Data for review →
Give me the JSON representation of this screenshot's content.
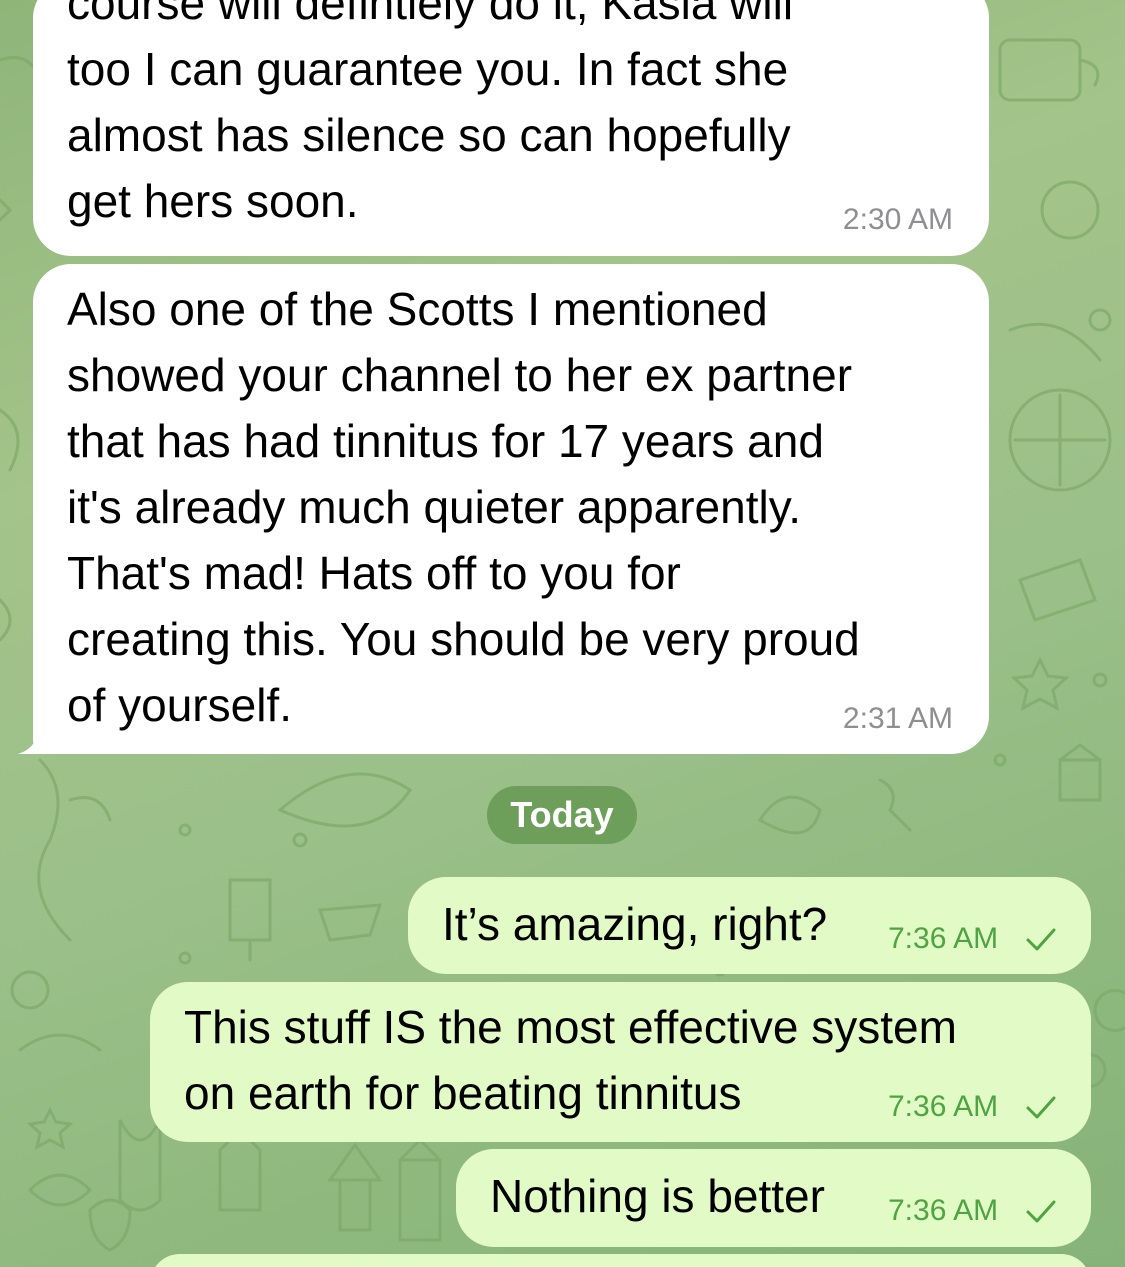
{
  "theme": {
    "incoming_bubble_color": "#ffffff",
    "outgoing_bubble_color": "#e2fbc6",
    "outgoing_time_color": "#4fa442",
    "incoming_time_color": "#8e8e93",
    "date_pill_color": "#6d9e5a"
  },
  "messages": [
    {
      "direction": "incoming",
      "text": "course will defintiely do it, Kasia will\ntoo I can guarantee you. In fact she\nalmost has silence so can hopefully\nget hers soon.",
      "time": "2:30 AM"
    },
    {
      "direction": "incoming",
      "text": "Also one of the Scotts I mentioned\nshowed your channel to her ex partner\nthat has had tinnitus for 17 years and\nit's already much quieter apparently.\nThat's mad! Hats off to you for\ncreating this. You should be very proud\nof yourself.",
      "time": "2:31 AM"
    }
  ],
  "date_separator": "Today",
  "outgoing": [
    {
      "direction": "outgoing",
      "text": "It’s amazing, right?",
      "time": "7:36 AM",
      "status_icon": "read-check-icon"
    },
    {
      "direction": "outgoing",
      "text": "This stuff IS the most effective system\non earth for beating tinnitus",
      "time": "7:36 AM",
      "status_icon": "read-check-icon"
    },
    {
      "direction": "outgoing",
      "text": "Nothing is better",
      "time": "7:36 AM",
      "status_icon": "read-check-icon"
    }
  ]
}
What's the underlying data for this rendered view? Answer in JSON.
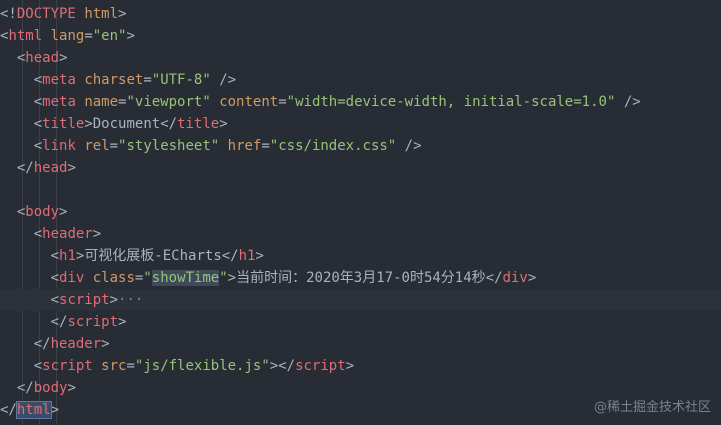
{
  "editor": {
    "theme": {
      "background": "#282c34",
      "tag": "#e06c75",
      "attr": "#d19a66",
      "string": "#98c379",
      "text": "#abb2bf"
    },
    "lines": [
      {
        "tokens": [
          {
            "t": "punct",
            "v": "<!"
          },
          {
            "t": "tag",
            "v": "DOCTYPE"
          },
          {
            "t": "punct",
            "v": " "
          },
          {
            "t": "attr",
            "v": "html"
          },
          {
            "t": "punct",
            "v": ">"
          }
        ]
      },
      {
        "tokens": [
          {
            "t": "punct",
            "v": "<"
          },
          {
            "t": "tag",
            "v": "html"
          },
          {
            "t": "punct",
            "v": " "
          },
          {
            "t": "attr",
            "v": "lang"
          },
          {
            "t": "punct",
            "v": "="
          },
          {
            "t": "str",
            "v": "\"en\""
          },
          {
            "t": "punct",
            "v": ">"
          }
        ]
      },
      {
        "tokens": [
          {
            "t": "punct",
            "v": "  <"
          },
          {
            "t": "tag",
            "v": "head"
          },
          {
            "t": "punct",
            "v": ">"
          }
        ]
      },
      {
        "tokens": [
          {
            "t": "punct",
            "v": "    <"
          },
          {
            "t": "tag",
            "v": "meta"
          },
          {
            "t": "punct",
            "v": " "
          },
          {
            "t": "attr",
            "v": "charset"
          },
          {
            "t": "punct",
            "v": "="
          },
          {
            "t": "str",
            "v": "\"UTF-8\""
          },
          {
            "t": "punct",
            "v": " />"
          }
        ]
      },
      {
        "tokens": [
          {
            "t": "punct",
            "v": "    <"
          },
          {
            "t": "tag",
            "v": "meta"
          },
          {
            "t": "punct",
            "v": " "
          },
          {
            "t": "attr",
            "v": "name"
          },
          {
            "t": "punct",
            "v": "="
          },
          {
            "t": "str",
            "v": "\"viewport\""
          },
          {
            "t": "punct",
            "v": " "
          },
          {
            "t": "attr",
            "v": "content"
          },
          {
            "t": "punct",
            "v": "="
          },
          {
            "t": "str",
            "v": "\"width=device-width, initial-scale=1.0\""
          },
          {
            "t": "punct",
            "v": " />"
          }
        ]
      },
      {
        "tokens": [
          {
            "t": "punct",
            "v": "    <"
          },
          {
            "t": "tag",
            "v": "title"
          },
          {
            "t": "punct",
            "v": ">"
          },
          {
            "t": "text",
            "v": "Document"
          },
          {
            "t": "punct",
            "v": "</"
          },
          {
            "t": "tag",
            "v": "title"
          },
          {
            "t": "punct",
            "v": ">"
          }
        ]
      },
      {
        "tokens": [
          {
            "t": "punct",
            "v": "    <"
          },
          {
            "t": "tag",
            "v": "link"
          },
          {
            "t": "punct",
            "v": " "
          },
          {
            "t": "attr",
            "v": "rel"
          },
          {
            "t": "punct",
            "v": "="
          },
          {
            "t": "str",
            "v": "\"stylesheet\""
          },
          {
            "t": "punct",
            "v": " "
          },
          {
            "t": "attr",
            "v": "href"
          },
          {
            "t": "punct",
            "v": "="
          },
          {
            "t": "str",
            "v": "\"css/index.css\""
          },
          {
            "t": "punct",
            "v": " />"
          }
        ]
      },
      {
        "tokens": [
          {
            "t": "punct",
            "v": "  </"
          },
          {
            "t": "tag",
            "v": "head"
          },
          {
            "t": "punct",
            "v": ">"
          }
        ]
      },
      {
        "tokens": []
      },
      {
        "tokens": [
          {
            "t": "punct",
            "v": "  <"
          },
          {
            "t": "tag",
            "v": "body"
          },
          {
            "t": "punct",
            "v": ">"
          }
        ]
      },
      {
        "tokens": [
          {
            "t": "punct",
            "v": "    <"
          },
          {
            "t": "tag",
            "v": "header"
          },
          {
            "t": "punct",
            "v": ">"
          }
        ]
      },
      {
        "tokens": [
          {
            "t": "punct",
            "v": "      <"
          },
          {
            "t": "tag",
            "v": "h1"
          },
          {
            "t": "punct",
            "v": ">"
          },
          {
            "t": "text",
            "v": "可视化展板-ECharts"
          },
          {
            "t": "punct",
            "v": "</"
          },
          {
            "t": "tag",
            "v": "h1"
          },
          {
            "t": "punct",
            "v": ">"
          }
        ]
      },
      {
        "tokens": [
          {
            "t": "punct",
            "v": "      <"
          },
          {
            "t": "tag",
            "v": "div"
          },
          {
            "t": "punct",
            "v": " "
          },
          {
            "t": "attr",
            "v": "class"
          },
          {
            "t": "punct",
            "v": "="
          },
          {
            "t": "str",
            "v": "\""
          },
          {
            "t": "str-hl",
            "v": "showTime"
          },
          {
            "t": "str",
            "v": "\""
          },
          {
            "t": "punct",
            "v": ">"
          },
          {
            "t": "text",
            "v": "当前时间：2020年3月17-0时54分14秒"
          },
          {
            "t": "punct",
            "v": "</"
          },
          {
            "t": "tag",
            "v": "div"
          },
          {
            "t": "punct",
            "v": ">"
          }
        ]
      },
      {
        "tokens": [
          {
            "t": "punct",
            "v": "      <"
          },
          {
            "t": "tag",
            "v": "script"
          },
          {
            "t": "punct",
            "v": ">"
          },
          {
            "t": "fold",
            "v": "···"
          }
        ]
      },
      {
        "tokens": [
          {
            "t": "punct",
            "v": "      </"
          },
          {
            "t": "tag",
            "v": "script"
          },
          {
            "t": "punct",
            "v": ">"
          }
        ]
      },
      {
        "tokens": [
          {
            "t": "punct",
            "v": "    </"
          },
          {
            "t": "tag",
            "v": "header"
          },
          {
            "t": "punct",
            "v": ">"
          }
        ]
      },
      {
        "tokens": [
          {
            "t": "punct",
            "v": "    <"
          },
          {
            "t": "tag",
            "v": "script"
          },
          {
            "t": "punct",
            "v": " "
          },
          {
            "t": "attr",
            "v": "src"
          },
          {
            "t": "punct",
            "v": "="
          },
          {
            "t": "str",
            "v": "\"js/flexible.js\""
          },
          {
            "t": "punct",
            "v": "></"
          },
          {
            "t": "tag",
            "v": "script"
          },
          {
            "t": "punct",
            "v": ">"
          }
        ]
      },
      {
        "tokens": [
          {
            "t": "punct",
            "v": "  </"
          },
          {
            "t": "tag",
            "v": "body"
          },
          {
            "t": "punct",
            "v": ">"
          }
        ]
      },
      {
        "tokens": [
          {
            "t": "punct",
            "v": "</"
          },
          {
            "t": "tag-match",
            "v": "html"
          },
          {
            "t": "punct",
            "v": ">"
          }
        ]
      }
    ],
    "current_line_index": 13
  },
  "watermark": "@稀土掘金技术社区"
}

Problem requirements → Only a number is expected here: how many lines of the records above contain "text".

Answer box → 9